Cleve joined the gay liberation movement in the early 1970s and was mentored by pioneer LGBT activist Harvey Milk and worked in Milk’s City Hall office as a student intern until Milk’s assassination in 1978.

Cleve co-founded the San Francisco AIDS Foundation in 1983 and founded The NAMES Project AIDS Memorial Quilt, one of the world’s largest community arts projects.  

In 1985, while planning an annual candlelight march to honor San Francisco Supervisor Harvey Milk and Mayor George Moscone, Jones learned that more than 1,000 San Franciscans had died from AIDS-related complications. Jones asked each of his fellow marchers to write the names of friends and loved ones who had died on placards. At the end of the march, Jones and others stood on ladders taping these placards to the walls of the San Francisco Federal Building. 

The wall of names looked like a patchwork quilt. It was this seemingly simple act of love and defiance that led to the first panels of the Quilt being created, and sparking a national movement that continues today.

"Today we have borne in our arms and on our shoulders a new monument to our nation’s capital. It is not made of granite or steel and was not built by stonecutters and engineers. Our monument is sewn of fabric and thread, and was created in homes across America and wherever friends and families gathered to remember their loved ones lost to AIDS."

– Cleve Jones, speaking during first display of AIDS Quilt in Washington DC 1987

40 years of stories

We share the important story of AIDS --

the fear, stigma and discrimination. We share the stories of hope, courage, compassion, and love.  And, we bring to light the harsh reality that four decades later, there is no cure and the rates of infection are on the rise, particularly in communities of color.

Latest Projects

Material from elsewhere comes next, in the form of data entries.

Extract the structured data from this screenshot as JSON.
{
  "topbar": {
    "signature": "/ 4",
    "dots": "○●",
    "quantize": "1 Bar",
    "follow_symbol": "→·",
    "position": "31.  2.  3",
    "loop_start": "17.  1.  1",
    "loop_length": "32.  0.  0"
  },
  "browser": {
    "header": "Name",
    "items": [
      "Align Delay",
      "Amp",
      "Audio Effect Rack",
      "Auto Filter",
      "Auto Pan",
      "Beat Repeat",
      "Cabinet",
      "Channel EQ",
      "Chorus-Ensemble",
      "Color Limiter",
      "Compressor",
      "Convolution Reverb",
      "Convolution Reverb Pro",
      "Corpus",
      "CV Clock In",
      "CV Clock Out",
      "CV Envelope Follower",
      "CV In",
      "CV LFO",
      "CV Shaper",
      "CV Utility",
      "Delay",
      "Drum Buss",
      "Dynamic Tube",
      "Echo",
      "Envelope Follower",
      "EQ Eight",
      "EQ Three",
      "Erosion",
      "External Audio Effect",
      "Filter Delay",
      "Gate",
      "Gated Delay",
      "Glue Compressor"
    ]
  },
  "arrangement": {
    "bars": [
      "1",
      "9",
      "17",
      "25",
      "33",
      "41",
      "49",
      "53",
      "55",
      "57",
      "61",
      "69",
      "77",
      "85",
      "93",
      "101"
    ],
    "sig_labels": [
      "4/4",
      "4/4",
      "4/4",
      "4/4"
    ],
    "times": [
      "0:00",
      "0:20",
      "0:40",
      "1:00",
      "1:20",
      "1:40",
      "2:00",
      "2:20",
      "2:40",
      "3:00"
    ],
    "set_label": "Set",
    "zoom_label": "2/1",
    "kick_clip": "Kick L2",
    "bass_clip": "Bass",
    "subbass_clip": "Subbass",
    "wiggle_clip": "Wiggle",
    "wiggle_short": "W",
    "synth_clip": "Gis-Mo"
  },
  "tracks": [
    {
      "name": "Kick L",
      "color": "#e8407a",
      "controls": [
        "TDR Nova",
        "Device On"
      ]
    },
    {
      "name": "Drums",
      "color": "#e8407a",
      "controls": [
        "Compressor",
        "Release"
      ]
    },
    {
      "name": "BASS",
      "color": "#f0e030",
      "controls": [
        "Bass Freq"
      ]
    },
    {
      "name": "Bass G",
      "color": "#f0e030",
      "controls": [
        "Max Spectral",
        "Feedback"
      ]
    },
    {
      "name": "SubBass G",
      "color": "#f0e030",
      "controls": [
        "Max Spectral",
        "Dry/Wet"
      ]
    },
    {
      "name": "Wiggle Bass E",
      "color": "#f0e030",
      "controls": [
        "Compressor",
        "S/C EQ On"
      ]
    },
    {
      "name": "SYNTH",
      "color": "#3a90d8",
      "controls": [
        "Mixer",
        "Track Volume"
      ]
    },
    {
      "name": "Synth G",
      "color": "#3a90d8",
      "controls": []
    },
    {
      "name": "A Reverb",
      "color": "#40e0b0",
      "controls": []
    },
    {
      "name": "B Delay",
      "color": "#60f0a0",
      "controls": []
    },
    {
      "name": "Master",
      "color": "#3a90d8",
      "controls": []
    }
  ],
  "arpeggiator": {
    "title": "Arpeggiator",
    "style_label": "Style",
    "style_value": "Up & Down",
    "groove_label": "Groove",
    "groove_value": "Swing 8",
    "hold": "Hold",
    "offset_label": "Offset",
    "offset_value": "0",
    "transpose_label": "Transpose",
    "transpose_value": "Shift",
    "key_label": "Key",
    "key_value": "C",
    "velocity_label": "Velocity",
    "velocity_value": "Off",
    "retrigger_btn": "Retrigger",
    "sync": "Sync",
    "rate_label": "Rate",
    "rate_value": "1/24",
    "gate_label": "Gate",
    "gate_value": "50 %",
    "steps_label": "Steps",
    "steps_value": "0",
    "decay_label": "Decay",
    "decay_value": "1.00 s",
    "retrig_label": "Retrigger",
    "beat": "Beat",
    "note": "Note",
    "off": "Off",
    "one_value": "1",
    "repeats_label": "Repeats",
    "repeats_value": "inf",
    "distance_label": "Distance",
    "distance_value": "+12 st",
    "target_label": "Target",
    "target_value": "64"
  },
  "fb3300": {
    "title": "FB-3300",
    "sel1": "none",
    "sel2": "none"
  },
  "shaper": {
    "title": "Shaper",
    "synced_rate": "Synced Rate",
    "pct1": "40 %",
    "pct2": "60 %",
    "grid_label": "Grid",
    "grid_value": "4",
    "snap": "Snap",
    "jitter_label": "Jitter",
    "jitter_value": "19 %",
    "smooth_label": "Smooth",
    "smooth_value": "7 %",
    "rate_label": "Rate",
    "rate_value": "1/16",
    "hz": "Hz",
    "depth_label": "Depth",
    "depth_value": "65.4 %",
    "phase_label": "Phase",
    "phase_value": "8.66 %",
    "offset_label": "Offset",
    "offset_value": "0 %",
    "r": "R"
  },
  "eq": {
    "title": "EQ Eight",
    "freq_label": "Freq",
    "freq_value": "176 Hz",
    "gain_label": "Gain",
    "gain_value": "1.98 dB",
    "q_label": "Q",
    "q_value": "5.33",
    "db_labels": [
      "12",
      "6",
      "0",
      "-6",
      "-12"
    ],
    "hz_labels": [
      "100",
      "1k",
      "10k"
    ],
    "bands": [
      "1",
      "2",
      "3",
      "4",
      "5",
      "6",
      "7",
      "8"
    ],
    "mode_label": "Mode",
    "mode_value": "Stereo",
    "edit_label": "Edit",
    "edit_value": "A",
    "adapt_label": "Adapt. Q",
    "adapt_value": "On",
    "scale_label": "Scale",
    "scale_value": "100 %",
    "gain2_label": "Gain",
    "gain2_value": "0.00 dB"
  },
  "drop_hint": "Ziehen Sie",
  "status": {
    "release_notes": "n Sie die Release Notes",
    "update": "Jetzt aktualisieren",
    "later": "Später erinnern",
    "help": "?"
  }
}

Our work helps ensure that the lives of people who died from AIDS are not forgotten and the story of AIDS is known by future generations -
so that never again will a community be harmed because of fear, silence, discrimination, or stigma.